▶ RECORDS FOR THE EXERCISE
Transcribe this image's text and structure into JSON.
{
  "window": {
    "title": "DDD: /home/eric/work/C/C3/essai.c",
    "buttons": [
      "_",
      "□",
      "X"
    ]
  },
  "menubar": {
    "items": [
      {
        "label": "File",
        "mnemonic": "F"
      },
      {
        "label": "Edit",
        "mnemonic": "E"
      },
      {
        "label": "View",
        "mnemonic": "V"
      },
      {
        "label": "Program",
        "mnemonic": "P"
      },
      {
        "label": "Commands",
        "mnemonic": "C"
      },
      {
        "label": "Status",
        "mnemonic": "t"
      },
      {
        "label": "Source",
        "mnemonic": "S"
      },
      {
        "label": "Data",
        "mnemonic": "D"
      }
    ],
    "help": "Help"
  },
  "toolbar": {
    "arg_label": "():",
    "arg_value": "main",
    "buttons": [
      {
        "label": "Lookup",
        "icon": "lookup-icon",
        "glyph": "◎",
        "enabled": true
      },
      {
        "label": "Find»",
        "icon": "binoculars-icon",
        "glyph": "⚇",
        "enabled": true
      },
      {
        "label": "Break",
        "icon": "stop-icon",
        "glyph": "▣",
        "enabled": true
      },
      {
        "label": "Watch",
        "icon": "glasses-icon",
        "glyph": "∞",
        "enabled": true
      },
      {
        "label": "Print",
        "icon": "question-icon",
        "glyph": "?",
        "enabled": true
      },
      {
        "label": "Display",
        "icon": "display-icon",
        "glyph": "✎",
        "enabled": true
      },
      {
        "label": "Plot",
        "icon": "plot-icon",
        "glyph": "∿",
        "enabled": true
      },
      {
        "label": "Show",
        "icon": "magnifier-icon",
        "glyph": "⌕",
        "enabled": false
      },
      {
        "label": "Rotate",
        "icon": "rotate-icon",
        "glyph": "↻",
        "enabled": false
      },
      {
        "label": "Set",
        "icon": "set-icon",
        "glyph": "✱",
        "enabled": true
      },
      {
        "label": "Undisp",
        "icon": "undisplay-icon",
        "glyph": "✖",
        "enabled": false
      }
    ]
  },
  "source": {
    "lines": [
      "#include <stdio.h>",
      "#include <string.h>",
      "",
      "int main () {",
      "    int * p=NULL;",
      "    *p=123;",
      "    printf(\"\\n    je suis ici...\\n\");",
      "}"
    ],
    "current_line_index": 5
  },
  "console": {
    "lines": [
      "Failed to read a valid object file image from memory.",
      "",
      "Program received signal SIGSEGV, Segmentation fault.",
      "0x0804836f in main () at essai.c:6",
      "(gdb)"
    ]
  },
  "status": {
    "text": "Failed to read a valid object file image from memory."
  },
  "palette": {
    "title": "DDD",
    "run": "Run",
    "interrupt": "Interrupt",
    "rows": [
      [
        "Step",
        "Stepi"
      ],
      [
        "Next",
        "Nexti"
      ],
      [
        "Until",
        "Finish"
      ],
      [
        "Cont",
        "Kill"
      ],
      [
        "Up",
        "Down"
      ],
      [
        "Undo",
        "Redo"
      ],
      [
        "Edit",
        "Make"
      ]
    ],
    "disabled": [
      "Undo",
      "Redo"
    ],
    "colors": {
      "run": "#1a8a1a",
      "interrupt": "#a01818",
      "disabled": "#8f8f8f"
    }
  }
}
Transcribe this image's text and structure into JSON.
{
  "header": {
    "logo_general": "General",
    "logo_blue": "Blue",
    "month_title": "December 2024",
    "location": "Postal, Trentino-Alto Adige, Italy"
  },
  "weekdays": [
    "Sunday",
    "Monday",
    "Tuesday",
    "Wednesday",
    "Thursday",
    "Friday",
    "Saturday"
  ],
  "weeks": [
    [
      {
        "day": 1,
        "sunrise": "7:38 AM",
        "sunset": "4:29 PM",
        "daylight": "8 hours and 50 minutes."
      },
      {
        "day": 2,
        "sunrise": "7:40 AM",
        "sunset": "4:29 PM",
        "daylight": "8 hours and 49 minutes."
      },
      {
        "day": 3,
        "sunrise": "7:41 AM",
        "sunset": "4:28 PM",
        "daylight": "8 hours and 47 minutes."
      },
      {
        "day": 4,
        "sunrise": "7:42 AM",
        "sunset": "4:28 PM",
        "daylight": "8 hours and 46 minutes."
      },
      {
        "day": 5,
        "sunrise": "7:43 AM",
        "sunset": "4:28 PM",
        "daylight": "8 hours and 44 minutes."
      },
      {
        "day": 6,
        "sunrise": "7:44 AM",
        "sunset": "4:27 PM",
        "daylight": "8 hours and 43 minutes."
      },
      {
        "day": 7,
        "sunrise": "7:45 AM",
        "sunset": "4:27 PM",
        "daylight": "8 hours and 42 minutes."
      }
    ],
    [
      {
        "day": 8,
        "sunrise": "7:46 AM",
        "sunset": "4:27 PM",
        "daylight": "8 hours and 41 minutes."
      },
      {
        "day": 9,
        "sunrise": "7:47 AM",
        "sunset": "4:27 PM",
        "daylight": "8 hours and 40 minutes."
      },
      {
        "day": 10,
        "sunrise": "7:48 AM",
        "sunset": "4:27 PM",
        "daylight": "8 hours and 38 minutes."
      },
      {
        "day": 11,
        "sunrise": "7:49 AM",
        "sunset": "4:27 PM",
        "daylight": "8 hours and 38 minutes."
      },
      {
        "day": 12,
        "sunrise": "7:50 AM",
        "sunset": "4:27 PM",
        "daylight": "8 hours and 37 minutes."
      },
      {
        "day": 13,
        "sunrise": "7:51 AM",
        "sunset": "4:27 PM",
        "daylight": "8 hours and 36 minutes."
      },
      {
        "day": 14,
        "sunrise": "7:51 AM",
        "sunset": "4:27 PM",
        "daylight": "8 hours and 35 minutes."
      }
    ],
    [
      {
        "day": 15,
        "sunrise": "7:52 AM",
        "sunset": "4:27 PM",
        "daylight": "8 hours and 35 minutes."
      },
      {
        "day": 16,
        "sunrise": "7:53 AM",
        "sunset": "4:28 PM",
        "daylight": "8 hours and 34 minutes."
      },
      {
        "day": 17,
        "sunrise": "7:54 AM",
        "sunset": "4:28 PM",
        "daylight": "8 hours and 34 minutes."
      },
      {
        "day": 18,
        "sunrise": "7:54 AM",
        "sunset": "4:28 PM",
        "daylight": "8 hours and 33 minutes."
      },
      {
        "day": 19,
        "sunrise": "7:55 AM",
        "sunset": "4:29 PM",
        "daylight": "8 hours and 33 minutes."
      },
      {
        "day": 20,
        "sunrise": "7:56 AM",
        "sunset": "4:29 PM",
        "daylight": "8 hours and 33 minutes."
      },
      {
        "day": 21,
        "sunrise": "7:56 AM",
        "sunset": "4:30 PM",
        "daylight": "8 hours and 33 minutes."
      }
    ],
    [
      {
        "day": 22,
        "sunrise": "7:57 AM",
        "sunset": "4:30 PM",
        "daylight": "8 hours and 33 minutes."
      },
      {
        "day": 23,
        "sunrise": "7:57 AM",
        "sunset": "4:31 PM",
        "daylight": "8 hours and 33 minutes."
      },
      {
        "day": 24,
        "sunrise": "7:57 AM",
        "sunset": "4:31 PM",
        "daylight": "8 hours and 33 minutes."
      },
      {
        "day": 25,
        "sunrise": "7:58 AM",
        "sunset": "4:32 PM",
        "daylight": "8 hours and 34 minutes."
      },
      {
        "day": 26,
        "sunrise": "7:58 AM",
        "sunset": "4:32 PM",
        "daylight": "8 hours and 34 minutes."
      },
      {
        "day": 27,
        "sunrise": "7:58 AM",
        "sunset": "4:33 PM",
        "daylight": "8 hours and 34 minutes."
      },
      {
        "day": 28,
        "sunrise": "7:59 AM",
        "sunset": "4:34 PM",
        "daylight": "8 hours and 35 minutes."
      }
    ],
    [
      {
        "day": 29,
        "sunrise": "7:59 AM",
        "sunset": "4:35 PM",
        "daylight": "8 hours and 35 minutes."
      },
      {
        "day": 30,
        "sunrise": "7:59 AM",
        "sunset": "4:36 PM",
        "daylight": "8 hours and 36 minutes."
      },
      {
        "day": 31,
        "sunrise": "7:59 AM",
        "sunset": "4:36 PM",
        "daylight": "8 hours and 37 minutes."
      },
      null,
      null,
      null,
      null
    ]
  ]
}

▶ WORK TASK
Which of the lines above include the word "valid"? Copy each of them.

▶ RESPONSE FOR THIS EXERCISE
      "Failed to read a valid object file image from memory.",
    "text": "Failed to read a valid object file image from memory."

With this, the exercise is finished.